Umbrella fight scene in the tea house: Wong Fei Hung is rather nattily decked out in a straw boater and what looks like John Lennon type granny specs (3). With the aid of a well aimed and deftly swung umbrella he combats a gang and captures a stand-over merchant. This fight scene has some nice witty choreography, especially in the way the umbrella is deployed. Logan points out that the umbrella is a symbol of righteousness in Buddhist iconography. He also points out that in the old Wong Fei Hung films there was always a fight set in a tea house – Tsui Hark is referencing classic films again. Wong Fei Hung, who is a walking, talking and fighting manifestation of righteousness uses the umbrella in a fight again in OUTIC 2 when he takes on the sinister White Lotus cult. If you don’t know about the symbolism of umbrellas or iconic Kwan Tak Hing films then you can just enjoy a clever piece of choreography centred around the inventive use of a prop and furnishings and architecture of a tea house (and that’s fine). However, knowing about these references deepened my appreciation of what the character of Wong Fei Hung stands for, and also the wit and craft of Tsui Hark and his creative team. Kung fu movies are such rich films, and I am fascinated by how their choreography can often incorporate layers of meaning.

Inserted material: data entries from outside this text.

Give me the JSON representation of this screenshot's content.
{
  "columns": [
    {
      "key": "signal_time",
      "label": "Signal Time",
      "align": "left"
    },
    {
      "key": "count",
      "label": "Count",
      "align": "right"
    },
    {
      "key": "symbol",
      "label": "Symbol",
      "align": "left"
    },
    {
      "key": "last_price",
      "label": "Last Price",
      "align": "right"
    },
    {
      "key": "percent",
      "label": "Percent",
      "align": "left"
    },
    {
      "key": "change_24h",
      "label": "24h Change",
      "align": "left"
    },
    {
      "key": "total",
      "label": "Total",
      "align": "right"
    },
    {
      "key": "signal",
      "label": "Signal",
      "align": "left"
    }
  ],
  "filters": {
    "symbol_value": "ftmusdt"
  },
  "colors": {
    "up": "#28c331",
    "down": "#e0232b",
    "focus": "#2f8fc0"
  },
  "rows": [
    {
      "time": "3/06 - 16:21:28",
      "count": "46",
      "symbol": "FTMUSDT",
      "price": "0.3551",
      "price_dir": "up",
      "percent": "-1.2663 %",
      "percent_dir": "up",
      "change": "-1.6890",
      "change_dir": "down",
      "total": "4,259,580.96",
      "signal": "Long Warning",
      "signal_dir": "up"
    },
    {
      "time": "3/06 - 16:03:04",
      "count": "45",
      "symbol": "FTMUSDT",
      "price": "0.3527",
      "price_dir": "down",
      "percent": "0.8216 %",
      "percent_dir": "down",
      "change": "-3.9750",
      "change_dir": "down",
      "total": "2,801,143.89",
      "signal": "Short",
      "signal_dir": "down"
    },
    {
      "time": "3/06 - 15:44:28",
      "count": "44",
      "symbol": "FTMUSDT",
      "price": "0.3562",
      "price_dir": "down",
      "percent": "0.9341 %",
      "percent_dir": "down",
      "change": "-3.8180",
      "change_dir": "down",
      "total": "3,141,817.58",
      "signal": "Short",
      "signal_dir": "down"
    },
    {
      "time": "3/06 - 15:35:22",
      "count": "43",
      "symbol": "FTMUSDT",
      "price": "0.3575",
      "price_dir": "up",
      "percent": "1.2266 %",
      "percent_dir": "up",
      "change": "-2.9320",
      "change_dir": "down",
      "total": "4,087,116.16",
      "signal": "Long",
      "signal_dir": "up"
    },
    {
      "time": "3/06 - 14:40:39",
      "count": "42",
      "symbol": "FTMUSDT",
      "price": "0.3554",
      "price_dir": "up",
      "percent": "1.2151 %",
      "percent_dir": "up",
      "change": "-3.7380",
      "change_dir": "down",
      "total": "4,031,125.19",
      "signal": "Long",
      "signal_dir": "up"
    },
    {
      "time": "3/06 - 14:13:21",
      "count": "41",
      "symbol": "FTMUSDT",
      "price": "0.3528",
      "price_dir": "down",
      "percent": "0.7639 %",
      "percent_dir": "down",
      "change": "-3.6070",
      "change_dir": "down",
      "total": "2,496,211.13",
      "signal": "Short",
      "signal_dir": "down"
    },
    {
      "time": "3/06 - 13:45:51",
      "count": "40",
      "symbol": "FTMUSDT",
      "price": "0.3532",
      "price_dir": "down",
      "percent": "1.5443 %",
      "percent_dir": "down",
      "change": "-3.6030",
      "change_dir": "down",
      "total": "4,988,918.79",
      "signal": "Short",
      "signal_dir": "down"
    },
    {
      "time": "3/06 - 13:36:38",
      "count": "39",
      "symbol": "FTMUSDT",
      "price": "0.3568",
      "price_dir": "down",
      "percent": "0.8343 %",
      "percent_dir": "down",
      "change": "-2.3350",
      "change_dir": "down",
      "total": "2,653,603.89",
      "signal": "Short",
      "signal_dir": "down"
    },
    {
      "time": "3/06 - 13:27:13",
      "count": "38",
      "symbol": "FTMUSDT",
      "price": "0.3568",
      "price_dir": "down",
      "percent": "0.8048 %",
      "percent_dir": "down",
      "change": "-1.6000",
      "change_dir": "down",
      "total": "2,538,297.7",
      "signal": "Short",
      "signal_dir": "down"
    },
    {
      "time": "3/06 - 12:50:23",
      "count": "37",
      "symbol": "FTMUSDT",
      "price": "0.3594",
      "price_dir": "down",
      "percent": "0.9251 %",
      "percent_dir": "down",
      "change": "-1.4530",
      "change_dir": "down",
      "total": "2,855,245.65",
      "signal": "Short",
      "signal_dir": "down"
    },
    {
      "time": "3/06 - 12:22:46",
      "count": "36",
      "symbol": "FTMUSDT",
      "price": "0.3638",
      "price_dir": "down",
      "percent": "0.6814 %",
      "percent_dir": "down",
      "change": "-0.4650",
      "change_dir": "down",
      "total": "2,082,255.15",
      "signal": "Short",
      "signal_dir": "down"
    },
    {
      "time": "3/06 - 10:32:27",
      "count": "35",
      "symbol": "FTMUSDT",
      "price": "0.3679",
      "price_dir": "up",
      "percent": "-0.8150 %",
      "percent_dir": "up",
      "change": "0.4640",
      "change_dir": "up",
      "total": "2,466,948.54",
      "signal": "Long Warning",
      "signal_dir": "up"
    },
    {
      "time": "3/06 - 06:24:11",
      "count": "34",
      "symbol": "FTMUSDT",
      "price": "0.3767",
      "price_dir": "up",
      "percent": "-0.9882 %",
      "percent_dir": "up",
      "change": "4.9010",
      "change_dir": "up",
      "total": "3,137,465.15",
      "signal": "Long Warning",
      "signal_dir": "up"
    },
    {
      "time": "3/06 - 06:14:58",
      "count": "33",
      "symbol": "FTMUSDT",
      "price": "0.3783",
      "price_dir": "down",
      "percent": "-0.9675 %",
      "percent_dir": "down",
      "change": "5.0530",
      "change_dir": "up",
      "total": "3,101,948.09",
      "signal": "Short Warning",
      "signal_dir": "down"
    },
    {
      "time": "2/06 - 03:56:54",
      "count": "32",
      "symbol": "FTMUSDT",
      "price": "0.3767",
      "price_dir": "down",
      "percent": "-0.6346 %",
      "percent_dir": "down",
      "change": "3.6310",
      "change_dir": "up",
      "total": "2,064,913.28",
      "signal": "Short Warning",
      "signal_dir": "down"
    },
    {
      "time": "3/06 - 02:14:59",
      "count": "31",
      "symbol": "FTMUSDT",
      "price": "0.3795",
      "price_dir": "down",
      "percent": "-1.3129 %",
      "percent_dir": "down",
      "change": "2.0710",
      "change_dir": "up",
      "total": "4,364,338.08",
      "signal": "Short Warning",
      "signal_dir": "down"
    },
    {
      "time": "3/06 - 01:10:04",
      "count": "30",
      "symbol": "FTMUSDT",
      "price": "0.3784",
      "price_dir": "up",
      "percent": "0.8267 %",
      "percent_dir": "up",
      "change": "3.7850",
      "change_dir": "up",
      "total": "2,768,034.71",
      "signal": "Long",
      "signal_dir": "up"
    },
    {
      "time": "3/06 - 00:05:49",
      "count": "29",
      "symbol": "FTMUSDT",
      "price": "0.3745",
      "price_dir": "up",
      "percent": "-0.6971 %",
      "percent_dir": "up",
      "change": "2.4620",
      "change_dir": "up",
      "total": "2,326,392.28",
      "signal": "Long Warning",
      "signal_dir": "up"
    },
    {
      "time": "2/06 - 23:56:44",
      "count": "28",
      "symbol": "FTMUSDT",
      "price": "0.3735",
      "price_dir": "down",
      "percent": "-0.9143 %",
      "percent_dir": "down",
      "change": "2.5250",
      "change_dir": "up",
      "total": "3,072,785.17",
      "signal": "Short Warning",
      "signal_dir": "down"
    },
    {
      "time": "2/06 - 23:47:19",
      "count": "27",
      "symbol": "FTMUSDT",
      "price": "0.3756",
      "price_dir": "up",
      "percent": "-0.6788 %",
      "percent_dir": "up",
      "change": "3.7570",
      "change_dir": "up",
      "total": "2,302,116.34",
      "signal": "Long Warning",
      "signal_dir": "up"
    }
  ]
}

According to Logan’s commentary Lau Kar Wing choreographed this scene. During its filming Jet Li broke his ankle and filming was suspended for a while. When filming resumed Yuen Wu Ping took over more of the choreography workload. Logan points out that stylistically the choreography takes a different direction for the rest of the film, and I am inclined to agree. Logan uses the word “grounded” to describe the choreography in this scene, and the choreography from this point onwards makes more extensive use of wires (a hall mark of Yuen’s style). Although I am ambivalent about the use of wire-fu, I still love Yuen Wu Ping’s choreography very much. Although the choreography in the film up to this point has been entertaining, dynamic and often witty to watch, and most appropriate dramaturgically to the scenes it is used in, for me the choreography in the film from this point onwards is invested with extra grace, theatricality and emotiveness, and these qualities appeal to my personal taste.
In the next blog I have a stab at analysing some of the choreography in the fight scene at the Chinese Opera venue.
FOOTNOTE 1 – “The most prominent and important feature of the Chinese theatre is the protruding stage, open at the sides as well as in the front and surrounded on 3 sides by the audience. All Chinese theatres have such a stage. However, there are 2 standard types of theatre building: the tea house theatre and the temple theatre.” p. 19, The Chinese Conception of Theatre by Tao-Ching Hsu
*In film the camera can give us many view points of a performance, unlike the audience’s viewpoint in a proscenium arch theatre traditionally used in the west? Is this why Hong Kong choreographers so adept at developing filmable choreography? They are used to thinking of staging action from many different view points rather than just the front on?
FOOTNOTE 2 – this song is ‘Under the General’s Orders’ which I have seen variously described as a traditional folk melody and a tune from Cantonese Opera. It’s probably both. It has been associated with the character of Wong Fei Hung since the early black and white Kwan Tak Hing movies.
FOOTNOTE 3 – He wears these things in other movies in the OUTIC franchise. Was there a trend for Chinese men to wear these accessories at the time the movies are set?